■ **ASSIGNMENT**:
Return every line in the entries below where the word "text" shows up.

──────

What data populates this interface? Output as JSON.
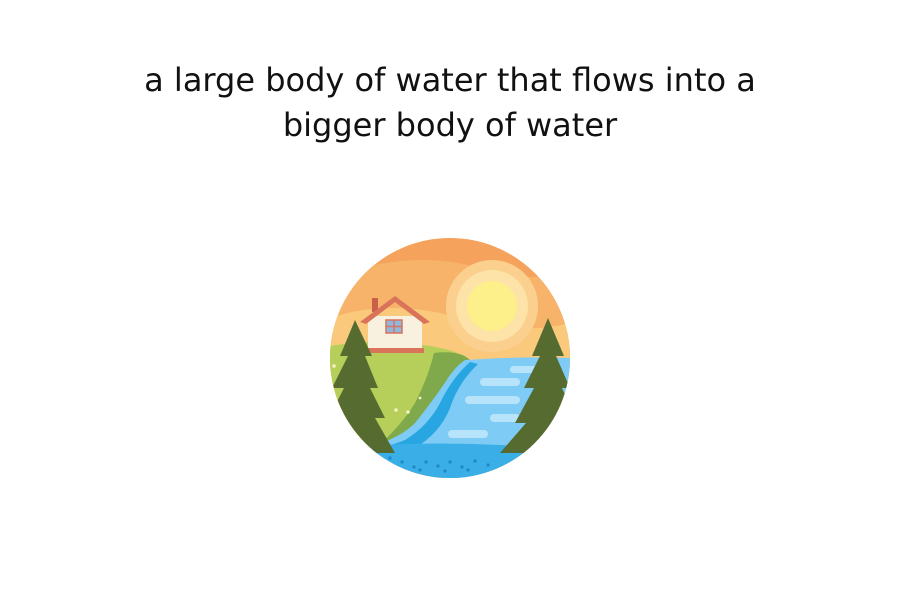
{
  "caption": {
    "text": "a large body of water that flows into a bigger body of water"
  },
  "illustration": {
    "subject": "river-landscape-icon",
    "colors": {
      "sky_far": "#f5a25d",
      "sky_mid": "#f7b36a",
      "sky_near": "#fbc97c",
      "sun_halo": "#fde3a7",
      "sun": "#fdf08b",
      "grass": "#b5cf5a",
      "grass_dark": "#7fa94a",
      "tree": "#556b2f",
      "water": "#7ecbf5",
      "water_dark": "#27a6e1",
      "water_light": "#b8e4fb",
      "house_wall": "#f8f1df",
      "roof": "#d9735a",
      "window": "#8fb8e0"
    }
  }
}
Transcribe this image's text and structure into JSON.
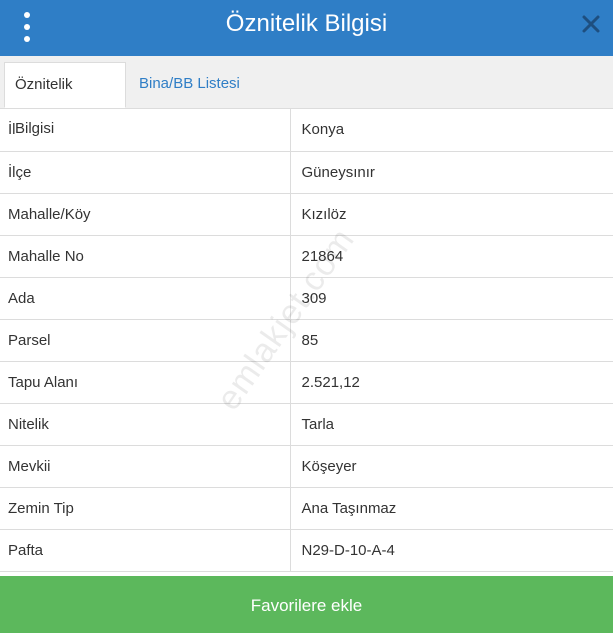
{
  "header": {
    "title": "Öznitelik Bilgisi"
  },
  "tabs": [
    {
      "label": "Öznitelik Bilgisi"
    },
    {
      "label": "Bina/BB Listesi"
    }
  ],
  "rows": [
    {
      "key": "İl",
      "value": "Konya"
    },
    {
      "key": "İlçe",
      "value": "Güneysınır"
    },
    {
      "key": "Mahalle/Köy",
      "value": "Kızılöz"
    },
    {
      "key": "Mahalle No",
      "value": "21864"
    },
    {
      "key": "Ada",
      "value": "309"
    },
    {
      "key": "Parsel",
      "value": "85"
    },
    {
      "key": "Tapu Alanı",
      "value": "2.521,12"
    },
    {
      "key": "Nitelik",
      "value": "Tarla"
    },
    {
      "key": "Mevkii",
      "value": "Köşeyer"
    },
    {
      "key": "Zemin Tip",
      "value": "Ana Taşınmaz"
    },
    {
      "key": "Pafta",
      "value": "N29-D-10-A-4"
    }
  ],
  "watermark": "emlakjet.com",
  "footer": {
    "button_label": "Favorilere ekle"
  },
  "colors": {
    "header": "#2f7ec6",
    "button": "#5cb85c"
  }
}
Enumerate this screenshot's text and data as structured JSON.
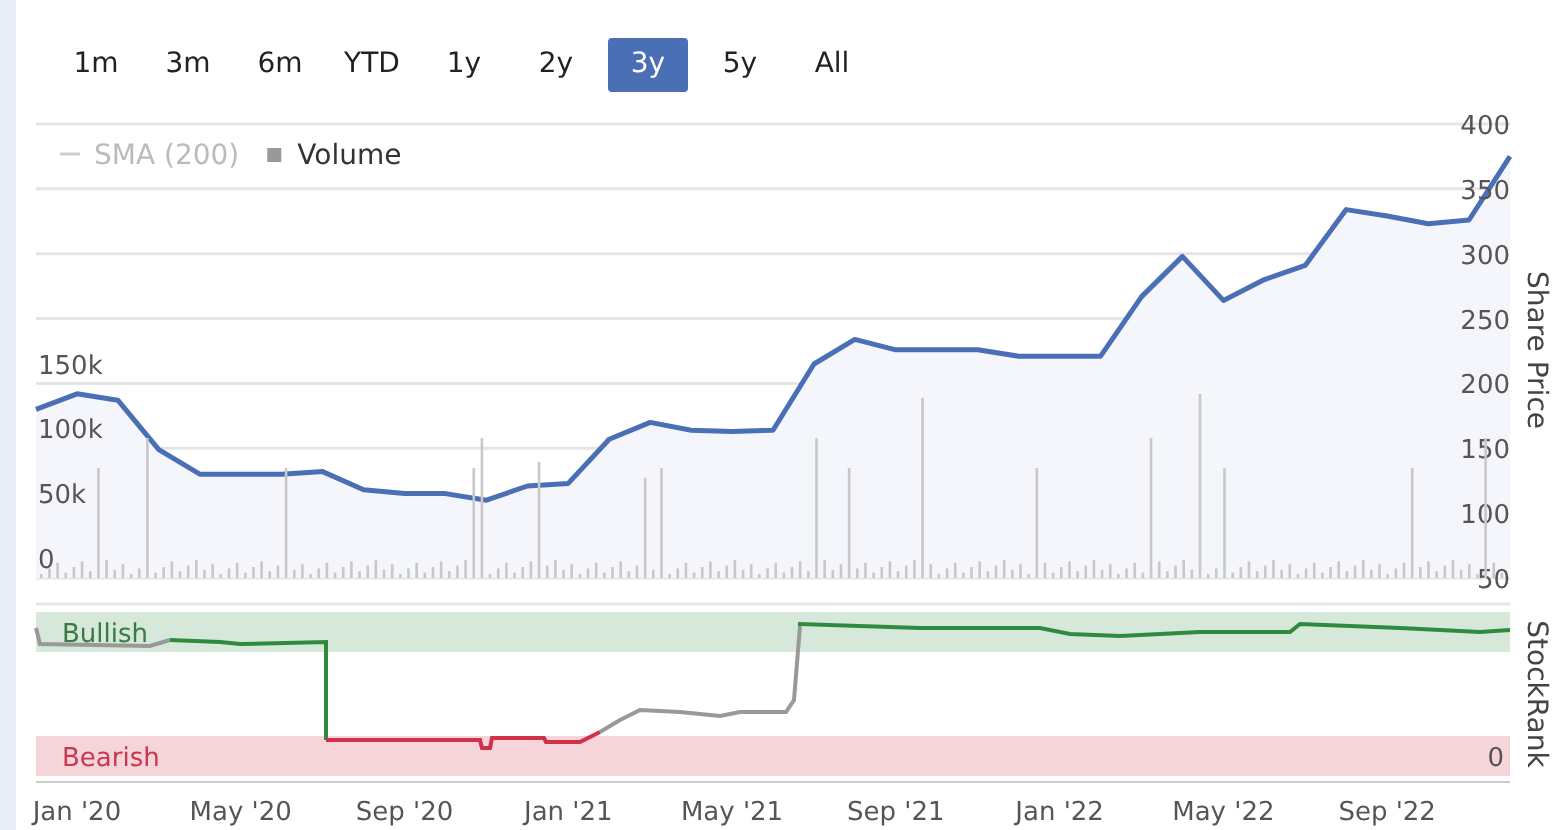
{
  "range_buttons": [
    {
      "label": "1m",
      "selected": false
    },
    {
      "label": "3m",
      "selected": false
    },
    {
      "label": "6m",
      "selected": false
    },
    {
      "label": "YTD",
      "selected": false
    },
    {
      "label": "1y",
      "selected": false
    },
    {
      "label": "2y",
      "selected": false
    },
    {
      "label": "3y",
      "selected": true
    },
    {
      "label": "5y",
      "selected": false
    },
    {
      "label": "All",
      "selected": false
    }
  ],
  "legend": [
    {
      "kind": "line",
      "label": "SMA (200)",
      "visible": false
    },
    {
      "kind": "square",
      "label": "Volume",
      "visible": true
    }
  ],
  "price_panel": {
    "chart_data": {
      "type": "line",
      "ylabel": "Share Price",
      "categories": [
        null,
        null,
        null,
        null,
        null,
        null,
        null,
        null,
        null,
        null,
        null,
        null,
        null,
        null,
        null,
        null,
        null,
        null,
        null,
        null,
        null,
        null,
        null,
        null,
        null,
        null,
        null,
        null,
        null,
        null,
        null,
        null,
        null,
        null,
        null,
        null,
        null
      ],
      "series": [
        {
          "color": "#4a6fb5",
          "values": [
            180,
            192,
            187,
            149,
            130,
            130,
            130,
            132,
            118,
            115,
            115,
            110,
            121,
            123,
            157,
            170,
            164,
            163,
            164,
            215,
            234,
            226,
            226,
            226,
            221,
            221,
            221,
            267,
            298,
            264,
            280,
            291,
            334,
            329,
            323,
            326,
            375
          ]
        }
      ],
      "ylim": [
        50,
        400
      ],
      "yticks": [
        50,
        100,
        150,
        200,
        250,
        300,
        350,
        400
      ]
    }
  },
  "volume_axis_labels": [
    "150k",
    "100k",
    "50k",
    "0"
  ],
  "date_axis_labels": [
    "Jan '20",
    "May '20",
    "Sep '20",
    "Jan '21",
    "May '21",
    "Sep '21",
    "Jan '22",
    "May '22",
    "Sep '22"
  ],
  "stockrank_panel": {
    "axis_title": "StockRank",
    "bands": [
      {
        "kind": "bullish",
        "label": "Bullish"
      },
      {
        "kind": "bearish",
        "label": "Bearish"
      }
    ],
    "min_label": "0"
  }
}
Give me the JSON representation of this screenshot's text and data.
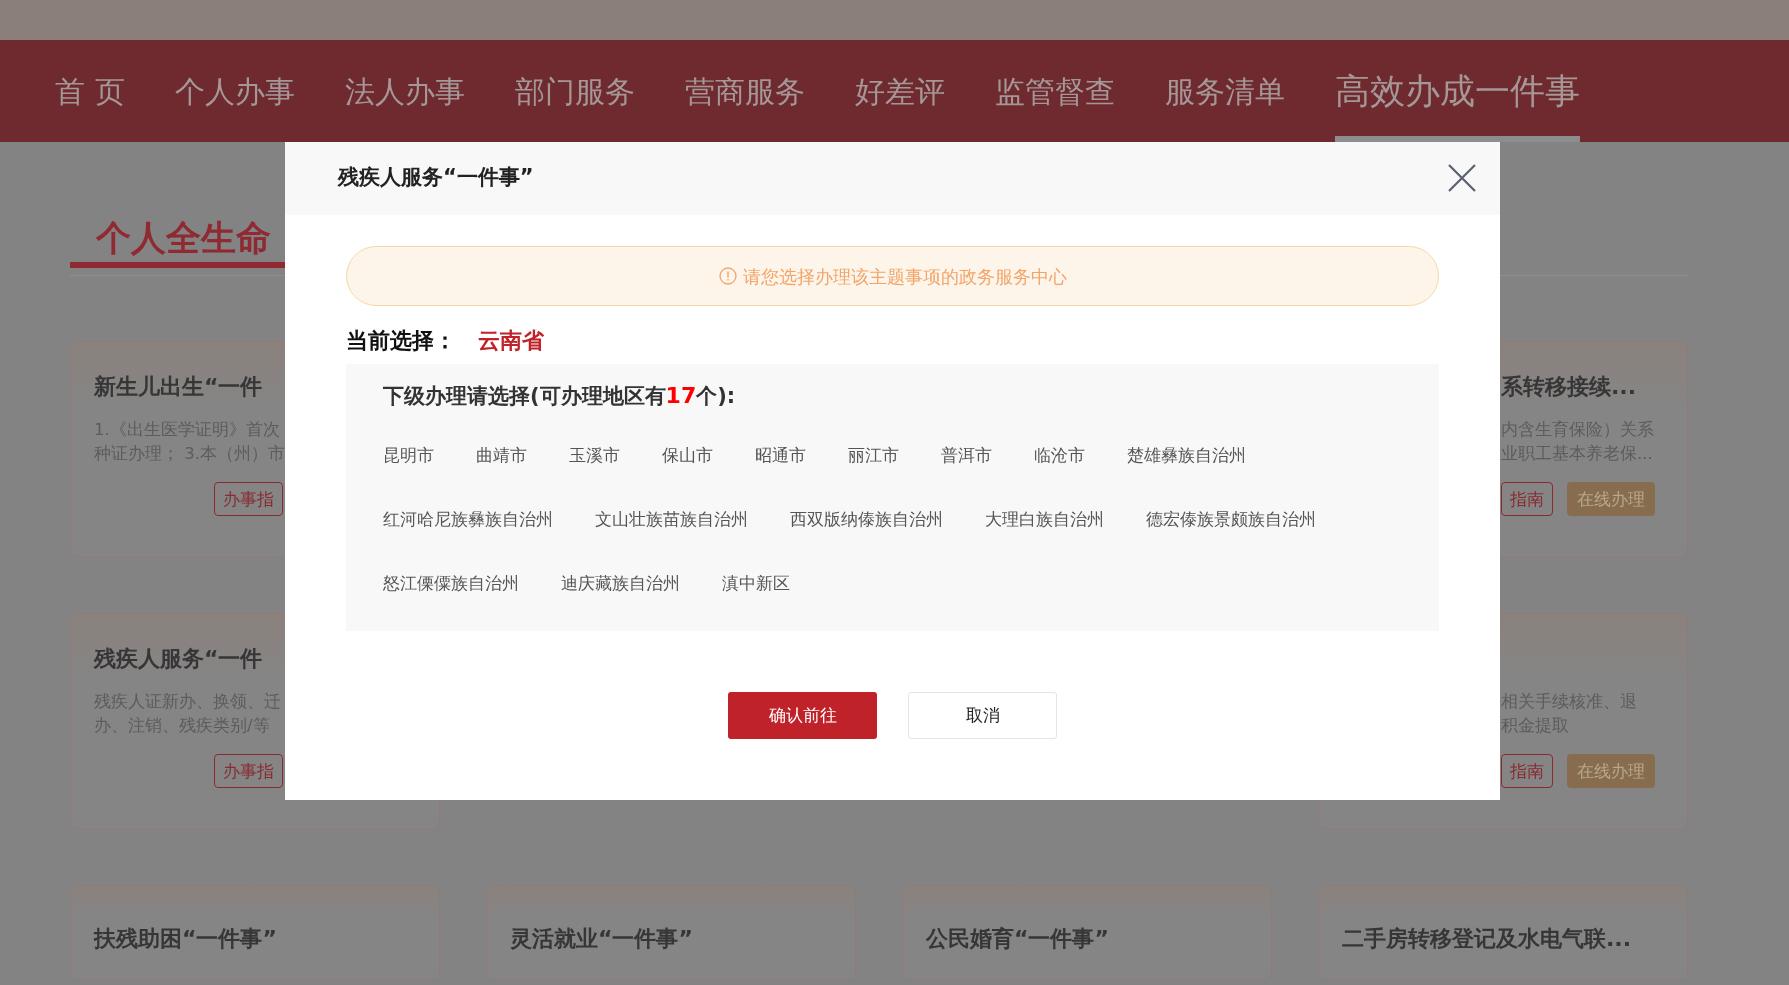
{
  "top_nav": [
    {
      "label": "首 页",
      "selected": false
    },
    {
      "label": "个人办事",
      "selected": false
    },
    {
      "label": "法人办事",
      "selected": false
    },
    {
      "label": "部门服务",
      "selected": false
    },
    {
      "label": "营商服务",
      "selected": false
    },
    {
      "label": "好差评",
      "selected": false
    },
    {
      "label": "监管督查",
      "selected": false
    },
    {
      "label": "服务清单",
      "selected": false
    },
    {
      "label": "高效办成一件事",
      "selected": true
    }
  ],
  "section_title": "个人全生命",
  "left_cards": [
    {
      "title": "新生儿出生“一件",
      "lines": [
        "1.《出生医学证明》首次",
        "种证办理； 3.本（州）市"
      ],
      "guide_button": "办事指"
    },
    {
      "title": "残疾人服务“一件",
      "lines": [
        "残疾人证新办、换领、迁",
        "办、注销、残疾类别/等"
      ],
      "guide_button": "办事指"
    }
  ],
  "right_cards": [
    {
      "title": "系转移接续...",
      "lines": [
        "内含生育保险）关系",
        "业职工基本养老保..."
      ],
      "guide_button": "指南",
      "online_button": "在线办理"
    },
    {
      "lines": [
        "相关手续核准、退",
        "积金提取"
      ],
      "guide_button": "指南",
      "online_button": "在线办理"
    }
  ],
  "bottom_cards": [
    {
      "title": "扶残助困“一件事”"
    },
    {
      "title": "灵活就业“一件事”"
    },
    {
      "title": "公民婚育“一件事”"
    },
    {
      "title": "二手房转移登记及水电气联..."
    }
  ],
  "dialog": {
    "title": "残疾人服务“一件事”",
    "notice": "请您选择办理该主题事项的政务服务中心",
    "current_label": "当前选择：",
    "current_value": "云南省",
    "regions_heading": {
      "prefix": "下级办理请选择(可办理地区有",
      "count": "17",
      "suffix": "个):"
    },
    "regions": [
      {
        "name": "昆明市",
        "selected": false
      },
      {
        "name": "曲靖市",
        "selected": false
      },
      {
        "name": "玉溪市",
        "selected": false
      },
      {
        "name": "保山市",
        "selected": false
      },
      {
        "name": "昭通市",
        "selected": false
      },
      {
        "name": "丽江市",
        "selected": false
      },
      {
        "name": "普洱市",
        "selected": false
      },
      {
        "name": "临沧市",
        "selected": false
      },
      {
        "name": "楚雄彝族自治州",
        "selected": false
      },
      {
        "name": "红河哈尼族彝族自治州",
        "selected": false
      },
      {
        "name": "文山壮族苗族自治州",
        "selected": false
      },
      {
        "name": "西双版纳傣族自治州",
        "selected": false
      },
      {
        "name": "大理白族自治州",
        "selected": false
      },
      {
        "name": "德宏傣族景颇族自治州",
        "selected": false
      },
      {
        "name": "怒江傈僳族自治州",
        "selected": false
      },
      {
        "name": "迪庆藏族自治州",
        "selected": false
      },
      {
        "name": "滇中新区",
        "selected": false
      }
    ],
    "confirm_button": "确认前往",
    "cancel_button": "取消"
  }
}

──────

■ **SOLUTION TO THE PROBLEM**:
    "text": "a large body of water that flows into a bigger body of water"
Transcribe this image's text and structure into JSON.
Enumerate this screenshot's text and data as structured JSON.
Give me the JSON representation of this screenshot's text and data.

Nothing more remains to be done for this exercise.